### Entries shown:
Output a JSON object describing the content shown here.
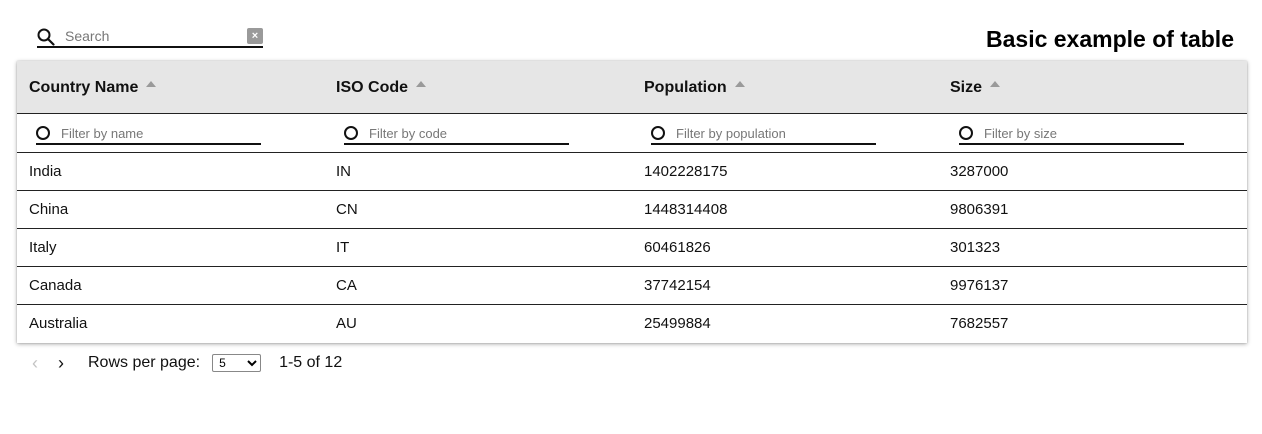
{
  "search": {
    "placeholder": "Search",
    "clear_glyph": "×",
    "icon": "search-icon"
  },
  "title": "Basic example of table",
  "table": {
    "columns": [
      {
        "label": "Country Name",
        "filter_placeholder": "Filter by name"
      },
      {
        "label": "ISO Code",
        "filter_placeholder": "Filter by code"
      },
      {
        "label": "Population",
        "filter_placeholder": "Filter by population"
      },
      {
        "label": "Size",
        "filter_placeholder": "Filter by size"
      }
    ],
    "rows": [
      [
        "India",
        "IN",
        "1402228175",
        "3287000"
      ],
      [
        "China",
        "CN",
        "1448314408",
        "9806391"
      ],
      [
        "Italy",
        "IT",
        "60461826",
        "301323"
      ],
      [
        "Canada",
        "CA",
        "37742154",
        "9976137"
      ],
      [
        "Australia",
        "AU",
        "25499884",
        "7682557"
      ]
    ]
  },
  "pagination": {
    "prev_glyph": "‹",
    "next_glyph": "›",
    "rows_per_page_label": "Rows per page:",
    "rows_per_page_value": "5",
    "range_text": "1-5 of 12"
  },
  "colors": {
    "header_bg": "#e6e6e6",
    "sort_arrow": "#9a9a9a",
    "border": "#222222"
  }
}
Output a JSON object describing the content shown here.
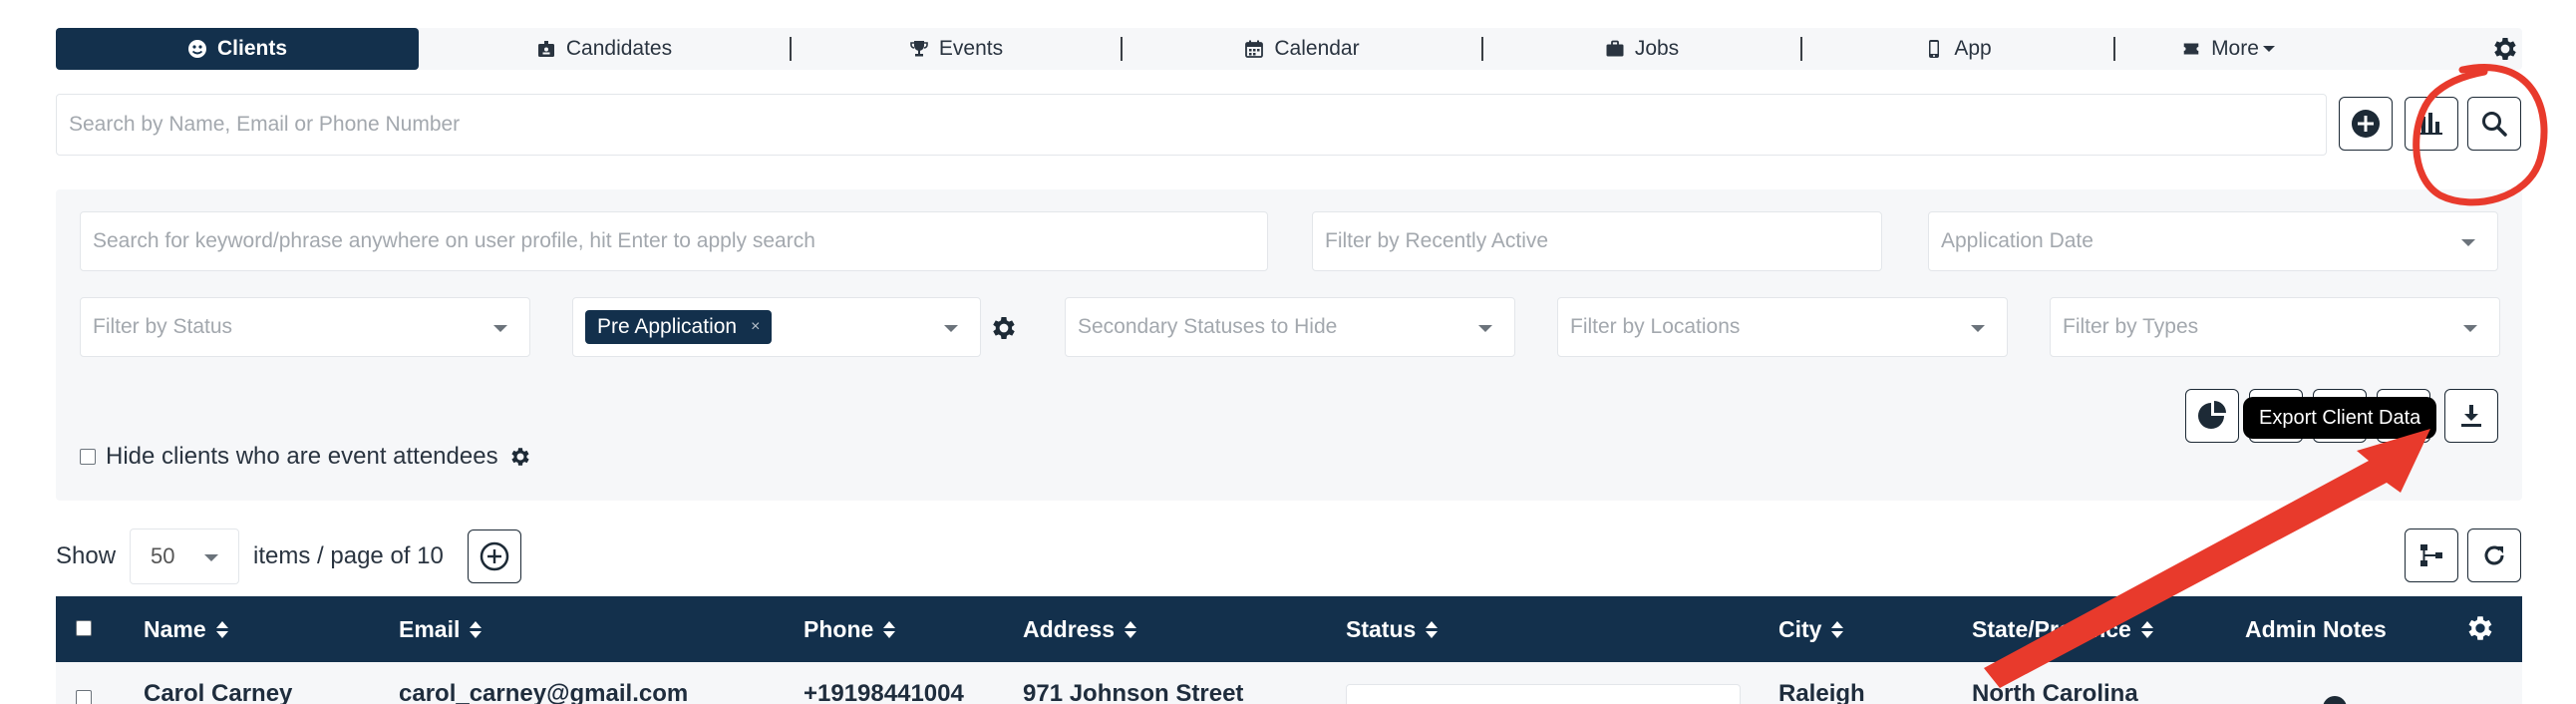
{
  "nav": {
    "tabs": [
      {
        "label": "Clients",
        "icon": "user-circle-icon",
        "active": true
      },
      {
        "label": "Candidates",
        "icon": "id-badge-icon"
      },
      {
        "label": "Events",
        "icon": "trophy-icon"
      },
      {
        "label": "Calendar",
        "icon": "calendar-icon"
      },
      {
        "label": "Jobs",
        "icon": "briefcase-icon"
      },
      {
        "label": "App",
        "icon": "mobile-icon"
      },
      {
        "label": "More",
        "icon": "ticket-icon"
      }
    ]
  },
  "search": {
    "placeholder": "Search by Name, Email or Phone Number"
  },
  "filters": {
    "keyword_placeholder": "Search for keyword/phrase anywhere on user profile, hit Enter to apply search",
    "recently_active_placeholder": "Filter by Recently Active",
    "application_date_placeholder": "Application Date",
    "status_placeholder": "Filter by Status",
    "selected_status_tag": "Pre Application",
    "secondary_placeholder": "Secondary Statuses to Hide",
    "locations_placeholder": "Filter by Locations",
    "types_placeholder": "Filter by Types",
    "hide_attendees_label": "Hide clients who are event attendees",
    "tag_remove": "×"
  },
  "tooltip": {
    "export": "Export Client Data"
  },
  "pagination": {
    "show_label": "Show",
    "page_size": "50",
    "suffix": "items / page of 10"
  },
  "table": {
    "columns": [
      "Name",
      "Email",
      "Phone",
      "Address",
      "Status",
      "City",
      "State/Province",
      "Admin Notes"
    ],
    "first_row": {
      "name": "Carol Carney",
      "email": "carol_carney@gmail.com",
      "phone": "+19198441004",
      "address": "971 Johnson Street",
      "city": "Raleigh",
      "state": "North Carolina"
    }
  },
  "colors": {
    "navy": "#13304c",
    "panel": "#f6f7f9",
    "annotation_red": "#e83a2c"
  }
}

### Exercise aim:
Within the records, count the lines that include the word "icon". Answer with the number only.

### Solution below:
8